The one instrument that strays the most from the "Guitar Hero" mold is the part of the vocalist. Rather than banging or strumming plastic toys, the singer must sing the actual words to the song while varying their pitch. This is very different from "Karaoke Revolution" in that in the harder difficulties, the singer can not get away with just humming the vocal parts because Harmonix introduced a phonic-recognition system that forces your band's vocalist to sing the actual words to a song. In order to execute the singer's Overdrive, there are portions of the songs that are indicated with a blue tint, which means the vocalist should sing or scream whatever they please. Hopefully they're yelling something that will really get your virtual (or in-house) fans on their feet.

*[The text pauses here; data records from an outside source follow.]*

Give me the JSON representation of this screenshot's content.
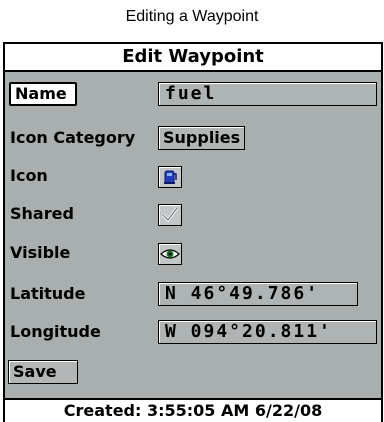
{
  "caption": "Editing a Waypoint",
  "dialog": {
    "title": "Edit Waypoint",
    "name": {
      "label": "Name",
      "value": "fuel"
    },
    "icon_category": {
      "label": "Icon Category",
      "value": "Supplies"
    },
    "icon": {
      "label": "Icon",
      "icon_name": "fuel-pump-icon"
    },
    "shared": {
      "label": "Shared",
      "checked": true,
      "icon_name": "checkmark-icon"
    },
    "visible": {
      "label": "Visible",
      "icon_name": "eye-icon"
    },
    "latitude": {
      "label": "Latitude",
      "value": "N 46°49.786'"
    },
    "longitude": {
      "label": "Longitude",
      "value": "W 094°20.811'"
    },
    "save_label": "Save",
    "created": "Created: 3:55:05 AM 6/22/08"
  },
  "colors": {
    "dialog_bg": "#a9aeaf",
    "header_bg": "#ffffff",
    "icon_blue": "#1f3fbf"
  }
}
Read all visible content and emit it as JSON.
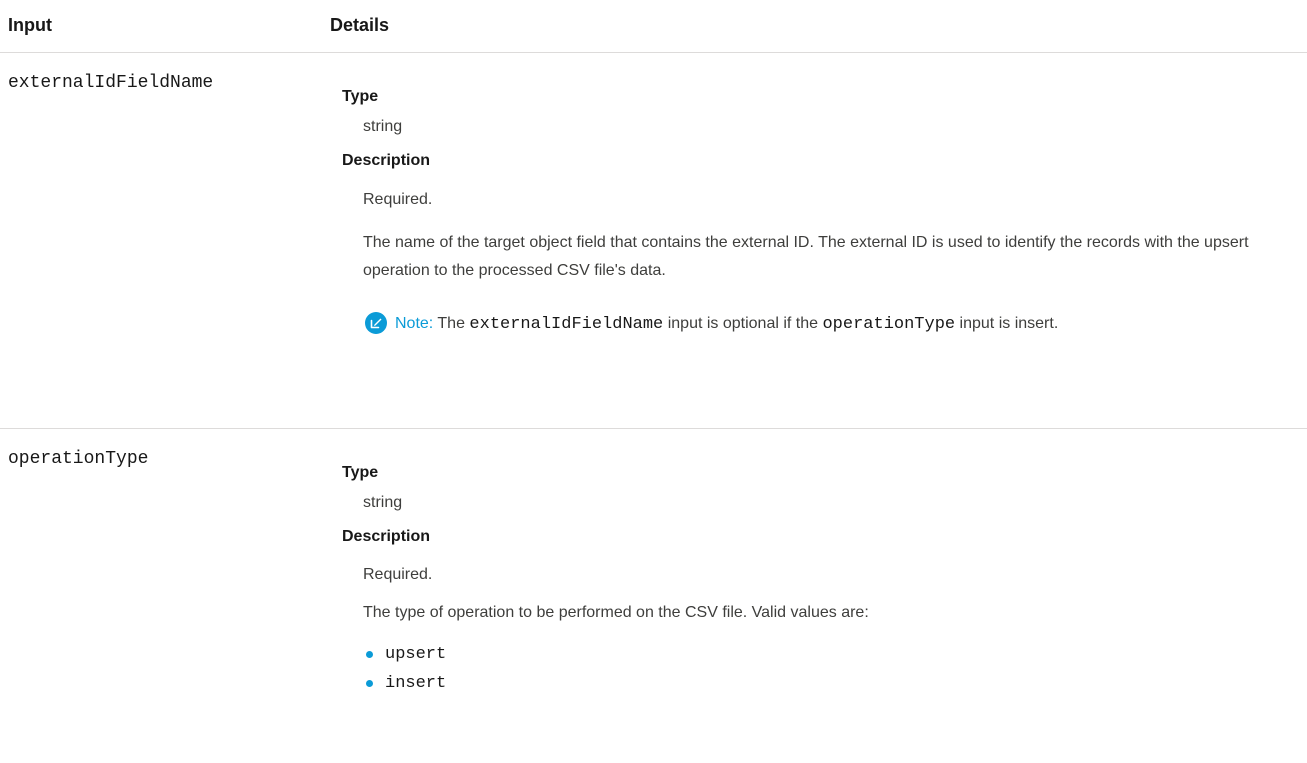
{
  "table": {
    "headers": {
      "input": "Input",
      "details": "Details"
    },
    "rows": [
      {
        "param": "externalIdFieldName",
        "type_label": "Type",
        "type_value": "string",
        "description_label": "Description",
        "required": "Required.",
        "description": "The name of the target object field that contains the external ID. The external ID is used to identify the records with the upsert operation to the processed CSV file's data.",
        "note": {
          "label": "Note:",
          "text_1": " The ",
          "code_1": "externalIdFieldName",
          "text_2": " input is optional if the ",
          "code_2": "operationType",
          "text_3": " input is insert."
        }
      },
      {
        "param": "operationType",
        "type_label": "Type",
        "type_value": "string",
        "description_label": "Description",
        "required": "Required.",
        "description": "The type of operation to be performed on the CSV file. Valid values are:",
        "values": [
          "upsert",
          "insert"
        ]
      }
    ]
  },
  "colors": {
    "accent": "#0b9bd7",
    "divider": "#dddbda",
    "text": "#3e3e3c"
  },
  "icons": {
    "note": "edit-note-icon",
    "bullet": "bullet-dot-icon"
  }
}
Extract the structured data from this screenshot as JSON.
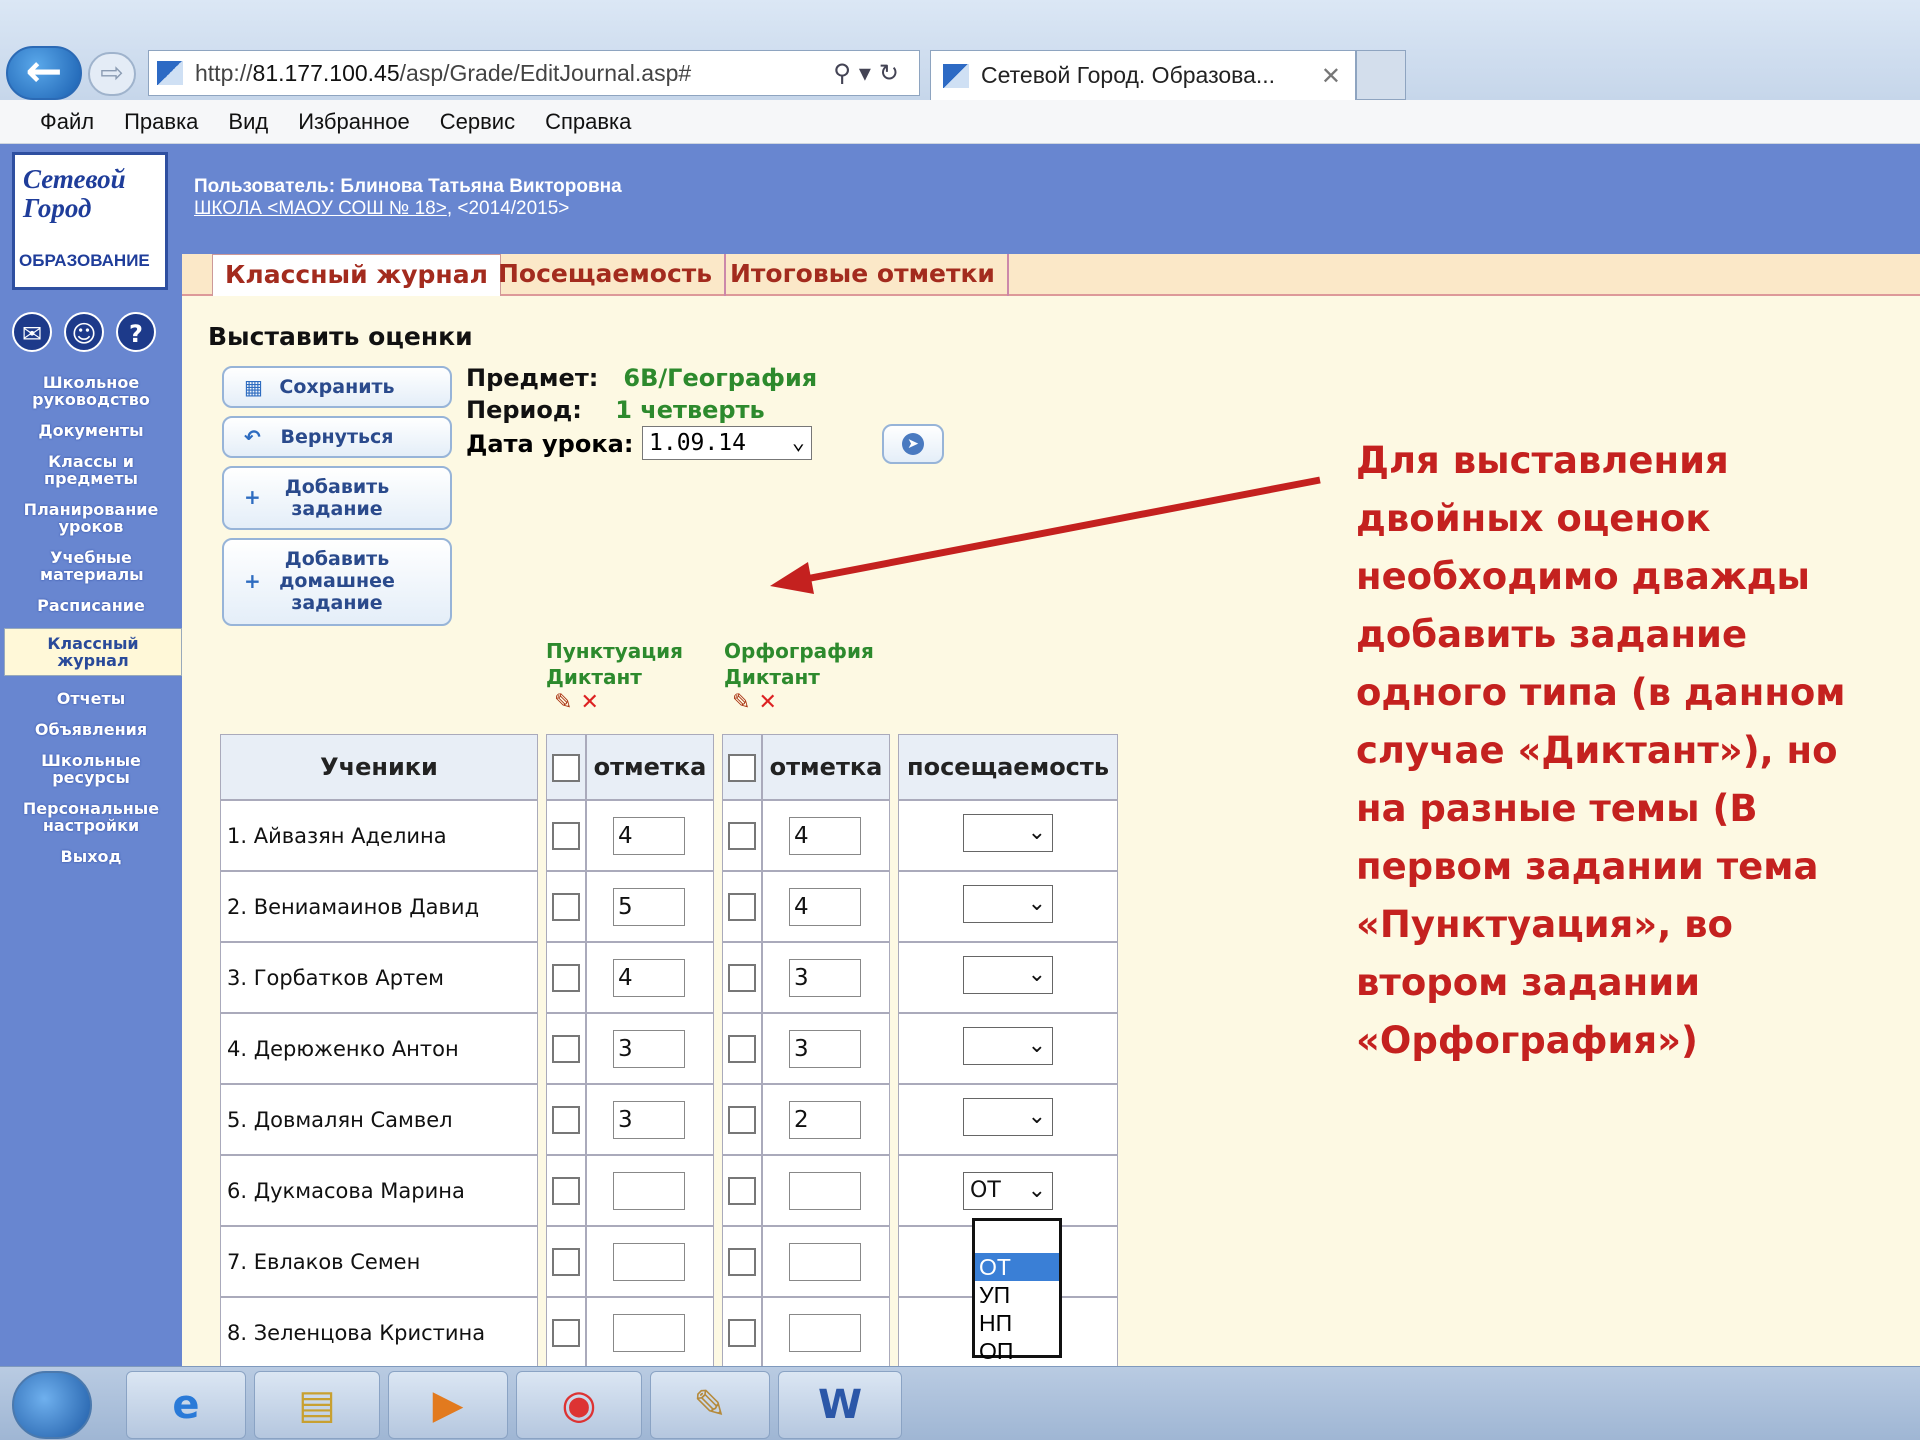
{
  "browser": {
    "url_prefix": "http://",
    "url_host": "81.177.100.45",
    "url_path": "/asp/Grade/EditJournal.asp#",
    "tab_title": "Сетевой Город. Образова...",
    "menu": [
      "Файл",
      "Правка",
      "Вид",
      "Избранное",
      "Сервис",
      "Справка"
    ]
  },
  "logo": {
    "line1": "Сетевой",
    "line2": "Город",
    "line3": "ОБРАЗОВАНИЕ"
  },
  "header": {
    "user": "Пользователь: Блинова Татьяна Викторовна",
    "school": "ШКОЛА <МАОУ СОШ № 18>",
    "year": ", <2014/2015>"
  },
  "tabs": [
    "Классный журнал",
    "Посещаемость",
    "Итоговые отметки"
  ],
  "nav": [
    "Школьное руководство",
    "Документы",
    "Классы и предметы",
    "Планирование уроков",
    "Учебные материалы",
    "Расписание",
    "Классный журнал",
    "Отчеты",
    "Объявления",
    "Школьные ресурсы",
    "Персональные настройки",
    "Выход"
  ],
  "page_title": "Выставить оценки",
  "actions": {
    "save": "Сохранить",
    "back": "Вернуться",
    "add_task": "Добавить задание",
    "add_homework": "Добавить домашнее задание"
  },
  "info": {
    "subject_label": "Предмет:",
    "subject_value": "6В/География",
    "period_label": "Период:",
    "period_value": "1 четверть",
    "date_label": "Дата урока:",
    "date_value": "1.09.14"
  },
  "assignments": [
    {
      "topic": "Пунктуация",
      "type": "Диктант"
    },
    {
      "topic": "Орфография",
      "type": "Диктант"
    }
  ],
  "table": {
    "headers": {
      "students": "Ученики",
      "mark": "отметка",
      "attendance": "посещаемость"
    },
    "rows": [
      {
        "name": "1. Айвазян Аделина",
        "m1": "4",
        "m2": "4",
        "att": ""
      },
      {
        "name": "2. Вениамаинов Давид",
        "m1": "5",
        "m2": "4",
        "att": ""
      },
      {
        "name": "3. Горбатков Артем",
        "m1": "4",
        "m2": "3",
        "att": ""
      },
      {
        "name": "4. Дерюженко Антон",
        "m1": "3",
        "m2": "3",
        "att": ""
      },
      {
        "name": "5. Довмалян Самвел",
        "m1": "3",
        "m2": "2",
        "att": ""
      },
      {
        "name": "6. Дукмасова Марина",
        "m1": "",
        "m2": "",
        "att": "ОТ"
      },
      {
        "name": "7. Евлаков Семен",
        "m1": "",
        "m2": "",
        "att": ""
      },
      {
        "name": "8. Зеленцова Кристина",
        "m1": "",
        "m2": "",
        "att": ""
      }
    ]
  },
  "attendance_options": [
    "ОТ",
    "УП",
    "НП",
    "ОП"
  ],
  "annotation": "Для выставления двойных оценок необходимо дважды добавить задание одного типа (в данном случае «Диктант»), но на разные темы (В первом задании тема «Пунктуация», во втором задании «Орфография»)",
  "colors": {
    "nav_bg": "#6886d0",
    "page_bg": "#fdf9e3",
    "accent_red": "#c4211f",
    "subject_green": "#2d8a2d"
  }
}
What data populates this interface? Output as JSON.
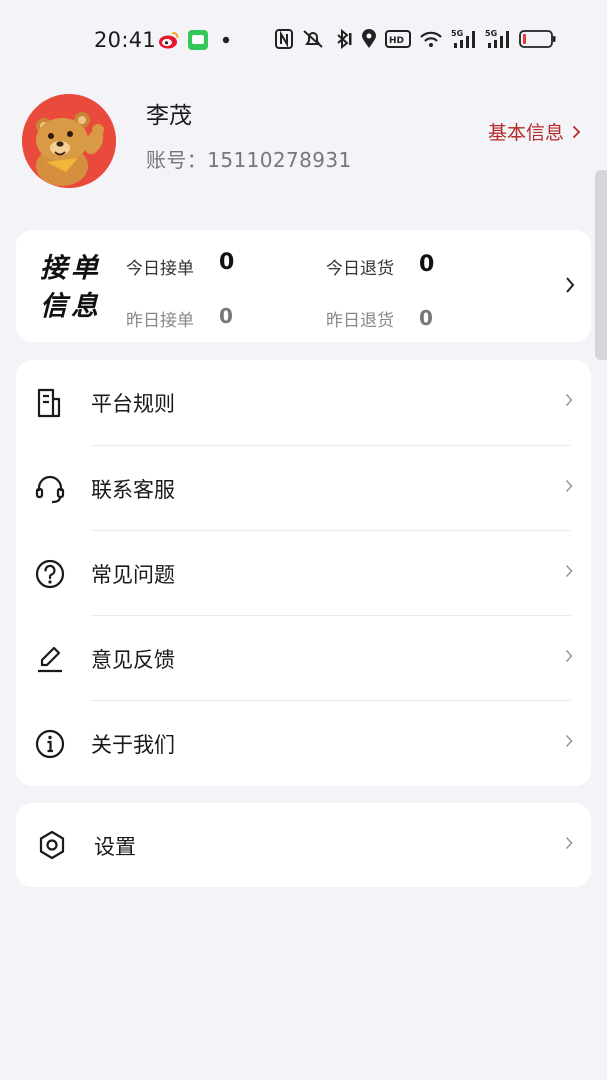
{
  "status_bar": {
    "time": "20:41",
    "signal_labels": [
      "5G",
      "5G"
    ],
    "hd_label": "HD"
  },
  "profile": {
    "name": "李茂",
    "account_label": "账号：",
    "account_number": "15110278931",
    "basic_info_label": "基本信息"
  },
  "orders": {
    "title_line1": "接单",
    "title_line2": "信息",
    "today_orders_label": "今日接单",
    "today_orders_value": "0",
    "today_returns_label": "今日退货",
    "today_returns_value": "0",
    "yesterday_orders_label": "昨日接单",
    "yesterday_orders_value": "0",
    "yesterday_returns_label": "昨日退货",
    "yesterday_returns_value": "0"
  },
  "menu": {
    "items": [
      {
        "label": "平台规则",
        "icon": "document-icon"
      },
      {
        "label": "联系客服",
        "icon": "headset-icon"
      },
      {
        "label": "常见问题",
        "icon": "question-icon"
      },
      {
        "label": "意见反馈",
        "icon": "edit-icon"
      },
      {
        "label": "关于我们",
        "icon": "info-icon"
      }
    ]
  },
  "settings": {
    "label": "设置",
    "icon": "hexagon-settings-icon"
  },
  "colors": {
    "background": "#f3f3f8",
    "card": "#ffffff",
    "accent_red": "#b52a2a",
    "avatar_bg": "#ea4a3c"
  }
}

At this point it should be overwhelmingly apparent that there is one major drawback to "Rock Band." That is that once a guitarist, bassist, vocalist and drummer are all performing at the same time, the game is extremely loud. This loudness can be amplified when a bad singer is matched with the dead thwack of wood on plastic (drums) and metallic clicks (guitar and bass frets and strumming). An easy remedy for this otherwise obnoxious game aspect is to turn up the volume on your television or stereo system and let the neighbors scream hopelessly as you fall deeper into the rock 'n' roll mindset and one of the most fun games released in the last year.
After six hours of beating on the drums between the hard and medium difficulties, I burned approximately 2455 calories and woke up the following morning feeling like I'd biked more than 10 miles, 4.5 out of 5